Transient receptor potential (TRP) channel proteins are divided into seven subgroups that are currently designated as TRPC (canonical), TRPV (vanilloid), TRPM (melastatin), TRPN (NOMP-C, from no mechanoreceptor potential-C), TRPA (ankyrin-like with transmembrane domains 1) and TRPP (polycystin). TRPC, TRPV and TRPM are related to canonical TRP proteins whereas TRPN, TRPA and TRPP (polycystin) are more divergent. Most TRP channels are linked to sensory stimuli, including phototransduction, thermosensation and mechanosensation. The TRPP subfamily was named after its founding member, polycystin kidney disease-2 (PKD2), a gene product mutated in many cases of autosomal dominant polycystic kidney disease (ADPKD). ADPKD is a major inherited nephropathy, affecting over 1:1,000 of the worldwide population, characterized by the progressive development of fluid-filled cysts from the tubules and collecting ducts of affected kidneys. Loss-of-function mutations in either polycystin-2, a non-selective cation channel, or polycystin-1 (PKD1), a large plasma membrane integral protein, give rise to ADPKD. PKD1 and PKD2 are thought to function together as part of a multiprotein receptor/ion-channel complex or independently and may be involved in transducing Ca2+-dependent mechanosensitive signals in response to cilia bending in renal epithelial cells and endodermally derived cells. Further information on the growing number and physiological properties of these TRP-polycystins is the basis of this review.

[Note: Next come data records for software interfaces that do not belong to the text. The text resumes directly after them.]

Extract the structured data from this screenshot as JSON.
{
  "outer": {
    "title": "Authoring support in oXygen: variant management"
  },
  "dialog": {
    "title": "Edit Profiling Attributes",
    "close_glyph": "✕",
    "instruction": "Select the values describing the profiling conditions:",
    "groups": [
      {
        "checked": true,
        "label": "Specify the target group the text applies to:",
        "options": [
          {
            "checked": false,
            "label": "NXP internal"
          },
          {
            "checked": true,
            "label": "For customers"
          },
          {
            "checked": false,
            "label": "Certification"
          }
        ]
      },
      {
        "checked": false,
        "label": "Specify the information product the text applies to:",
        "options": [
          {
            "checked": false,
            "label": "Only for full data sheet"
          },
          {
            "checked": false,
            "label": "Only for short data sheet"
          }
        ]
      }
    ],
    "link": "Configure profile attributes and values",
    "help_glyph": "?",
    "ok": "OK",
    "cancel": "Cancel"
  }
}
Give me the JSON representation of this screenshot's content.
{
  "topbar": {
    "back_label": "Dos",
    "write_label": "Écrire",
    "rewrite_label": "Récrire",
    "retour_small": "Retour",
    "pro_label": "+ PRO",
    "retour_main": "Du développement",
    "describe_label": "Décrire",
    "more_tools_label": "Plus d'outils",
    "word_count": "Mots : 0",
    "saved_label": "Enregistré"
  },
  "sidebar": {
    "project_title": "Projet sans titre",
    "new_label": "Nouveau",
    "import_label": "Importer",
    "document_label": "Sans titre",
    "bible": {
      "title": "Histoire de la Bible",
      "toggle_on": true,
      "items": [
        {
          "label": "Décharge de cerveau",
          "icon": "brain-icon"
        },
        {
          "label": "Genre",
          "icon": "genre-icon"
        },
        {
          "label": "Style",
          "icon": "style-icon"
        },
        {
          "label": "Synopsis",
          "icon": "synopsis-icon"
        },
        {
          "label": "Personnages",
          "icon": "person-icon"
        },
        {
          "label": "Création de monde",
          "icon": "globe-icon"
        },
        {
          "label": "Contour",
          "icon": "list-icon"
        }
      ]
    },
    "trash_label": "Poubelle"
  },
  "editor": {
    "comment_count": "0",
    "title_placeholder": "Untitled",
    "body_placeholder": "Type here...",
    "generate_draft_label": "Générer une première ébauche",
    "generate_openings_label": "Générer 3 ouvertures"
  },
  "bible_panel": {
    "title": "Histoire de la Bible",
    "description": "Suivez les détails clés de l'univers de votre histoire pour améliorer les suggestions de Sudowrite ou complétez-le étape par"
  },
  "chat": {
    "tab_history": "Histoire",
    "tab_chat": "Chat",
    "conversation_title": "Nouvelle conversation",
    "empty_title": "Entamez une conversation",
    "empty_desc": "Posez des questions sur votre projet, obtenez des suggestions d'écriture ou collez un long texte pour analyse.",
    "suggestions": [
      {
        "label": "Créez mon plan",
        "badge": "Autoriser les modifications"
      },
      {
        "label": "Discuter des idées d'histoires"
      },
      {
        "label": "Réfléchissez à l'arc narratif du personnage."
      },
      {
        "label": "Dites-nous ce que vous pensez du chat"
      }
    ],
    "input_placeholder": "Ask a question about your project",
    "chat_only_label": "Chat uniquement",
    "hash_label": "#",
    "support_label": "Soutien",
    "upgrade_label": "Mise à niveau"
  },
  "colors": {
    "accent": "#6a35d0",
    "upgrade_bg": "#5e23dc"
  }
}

Keywords

Polycystic kidney diseasePKD1PKD2PolycystinsTRP channelsMechanosensationPrimary ciliaSensory transduction

Copyright information

© Springer-Verlag 2005

Authors and Affiliations

  1. 1.Faculté de Médecine, IFR Jean Roche, Laboratoire de Neurophysiologie CellulaireCNRS-UMR 6150Marseille Cedex 20France